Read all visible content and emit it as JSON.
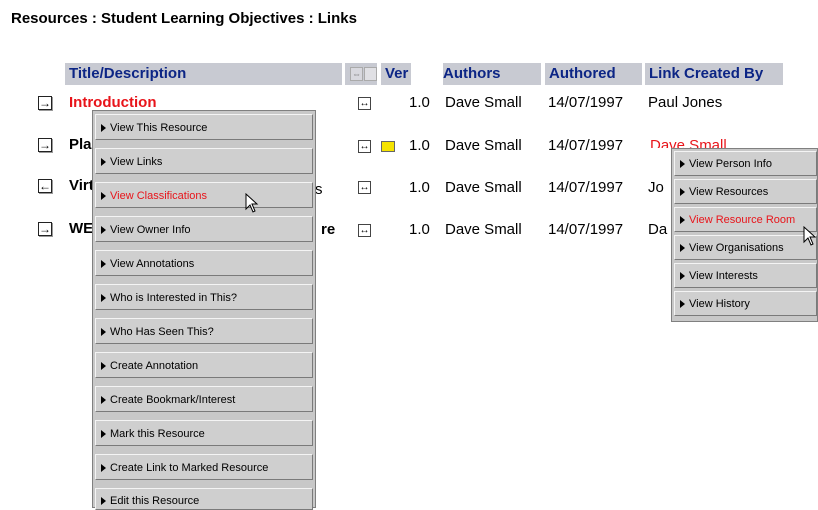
{
  "breadcrumb": "Resources : Student Learning Objectives : Links",
  "table": {
    "headers": {
      "title": "Title/Description",
      "ver": "Ver",
      "authors": "Authors",
      "authored": "Authored",
      "created_by": "Link Created By"
    },
    "rows": [
      {
        "title": "Introduction",
        "title_visible": "Introduction",
        "ver": "1.0",
        "author": "Dave Small",
        "date": "14/07/1997",
        "created_by": "Paul Jones",
        "direction": "forward"
      },
      {
        "title_visible": "Pla",
        "ver": "1.0",
        "author": "Dave Small",
        "date": "14/07/1997",
        "created_by": "Dave Small",
        "direction": "forward",
        "has_note": true
      },
      {
        "title_visible": "Virt",
        "title_tail": "s",
        "ver": "1.0",
        "author": "Dave Small",
        "date": "14/07/1997",
        "created_by_visible": "Jo",
        "direction": "back"
      },
      {
        "title_visible": "WE",
        "title_tail": "re",
        "ver": "1.0",
        "author": "Dave Small",
        "date": "14/07/1997",
        "created_by_visible": "Da",
        "direction": "forward"
      }
    ]
  },
  "resource_menu": {
    "items": [
      "View This Resource",
      "View Links",
      "View Classifications",
      "View Owner Info",
      "View Annotations",
      "Who is Interested in This?",
      "Who Has Seen This?",
      "Create Annotation",
      "Create Bookmark/Interest",
      "Mark this Resource",
      "Create Link to Marked Resource",
      "Edit this Resource"
    ],
    "highlighted_index": 2
  },
  "person_menu": {
    "items": [
      "View Person Info",
      "View Resources",
      "View Resource Room",
      "View Organisations",
      "View Interests",
      "View History"
    ],
    "highlighted_index": 2
  },
  "colors": {
    "header_bg": "#c8cad2",
    "header_text": "#0c2585",
    "link_red": "#e8141a",
    "note_yellow": "#f5e300",
    "menu_bg": "#c8c8c8"
  }
}
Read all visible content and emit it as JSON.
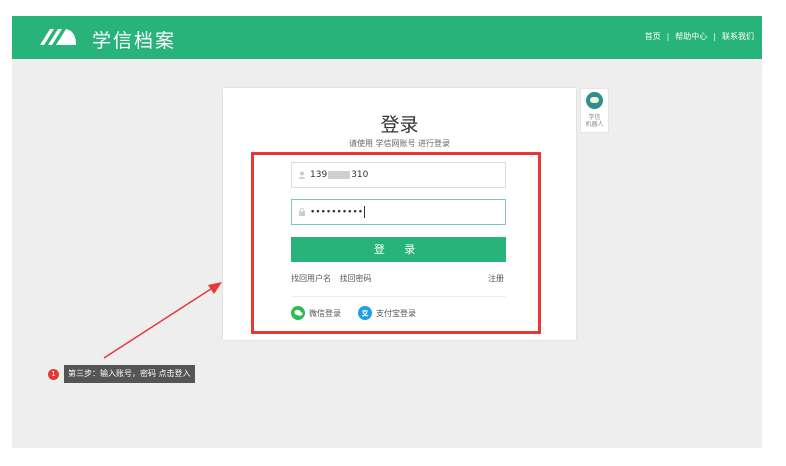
{
  "header": {
    "brand": "学信档案",
    "nav": {
      "home": "首页",
      "help": "帮助中心",
      "contact": "联系我们",
      "separator": "|"
    }
  },
  "login": {
    "title": "登录",
    "subtitle": "请使用 学信网账号 进行登录",
    "username_value": "139",
    "username_suffix": "310",
    "password_value": "••••••••••",
    "submit_label": "登 录",
    "forgot_username": "找回用户名",
    "forgot_password": "找回密码",
    "register": "注册",
    "wechat_label": "微信登录",
    "alipay_label": "支付宝登录"
  },
  "robot": {
    "line1": "学信",
    "line2": "机器人"
  },
  "annotation": {
    "step_number": "1",
    "step_text": "第三步：输入账号，密码 点击登入"
  },
  "colors": {
    "brand": "#27b37a",
    "highlight": "#e53935",
    "tooltip": "#555555"
  }
}
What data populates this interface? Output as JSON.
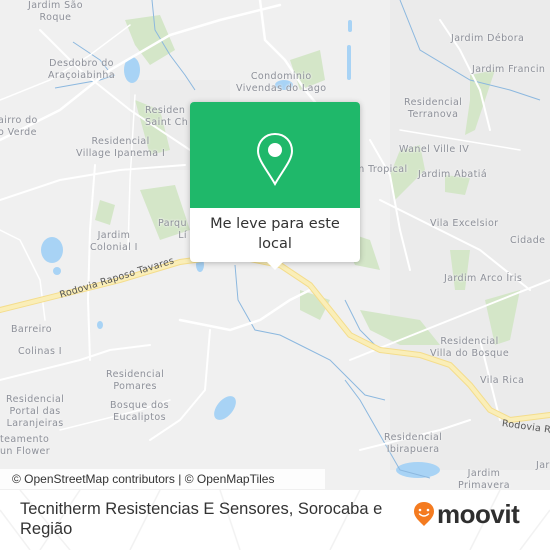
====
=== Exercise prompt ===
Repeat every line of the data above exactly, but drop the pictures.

=== Answer to the problem ===
Read all visible content and emit it as JSON.
{
  "breadcrumb": "Resources : Student Learning Objectives : Links",
  "table": {
    "headers": {
      "title": "Title/Description",
      "ver": "Ver",
      "authors": "Authors",
      "authored": "Authored",
      "created_by": "Link Created By"
    },
    "rows": [
      {
        "title": "Introduction",
        "title_visible": "Introduction",
        "ver": "1.0",
        "author": "Dave Small",
        "date": "14/07/1997",
        "created_by": "Paul Jones",
        "direction": "forward"
      },
      {
        "title_visible": "Pla",
        "ver": "1.0",
        "author": "Dave Small",
        "date": "14/07/1997",
        "created_by": "Dave Small",
        "direction": "forward",
        "has_note": true
      },
      {
        "title_visible": "Virt",
        "title_tail": "s",
        "ver": "1.0",
        "author": "Dave Small",
        "date": "14/07/1997",
        "created_by_visible": "Jo",
        "direction": "back"
      },
      {
        "title_visible": "WE",
        "title_tail": "re",
        "ver": "1.0",
        "author": "Dave Small",
        "date": "14/07/1997",
        "created_by_visible": "Da",
        "direction": "forward"
      }
    ]
  },
  "resource_menu": {
    "items": [
      "View This Resource",
      "View Links",
      "View Classifications",
      "View Owner Info",
      "View Annotations",
      "Who is Interested in This?",
      "Who Has Seen This?",
      "Create Annotation",
      "Create Bookmark/Interest",
      "Mark this Resource",
      "Create Link to Marked Resource",
      "Edit this Resource"
    ],
    "highlighted_index": 2
  },
  "person_menu": {
    "items": [
      "View Person Info",
      "View Resources",
      "View Resource Room",
      "View Organisations",
      "View Interests",
      "View History"
    ],
    "highlighted_index": 2
  },
  "colors": {
    "header_bg": "#c8cad2",
    "header_text": "#0c2585",
    "link_red": "#e8141a",
    "note_yellow": "#f5e300",
    "menu_bg": "#c8c8c8"
  }
}
Read all visible content and emit it as JSON.
{
  "header": {
    "brand": "学信档案",
    "nav": {
      "home": "首页",
      "help": "帮助中心",
      "contact": "联系我们",
      "separator": "|"
    }
  },
  "login": {
    "title": "登录",
    "subtitle": "请使用 学信网账号 进行登录",
    "username_value": "139",
    "username_suffix": "310",
    "password_value": "••••••••••",
    "submit_label": "登 录",
    "forgot_username": "找回用户名",
    "forgot_password": "找回密码",
    "register": "注册",
    "wechat_label": "微信登录",
    "alipay_label": "支付宝登录"
  },
  "robot": {
    "line1": "学信",
    "line2": "机器人"
  },
  "annotation": {
    "step_number": "1",
    "step_text": "第三步：输入账号，密码 点击登入"
  },
  "colors": {
    "brand": "#27b37a",
    "highlight": "#e53935",
    "tooltip": "#555555"
  }
}
What data populates this interface? Output as JSON.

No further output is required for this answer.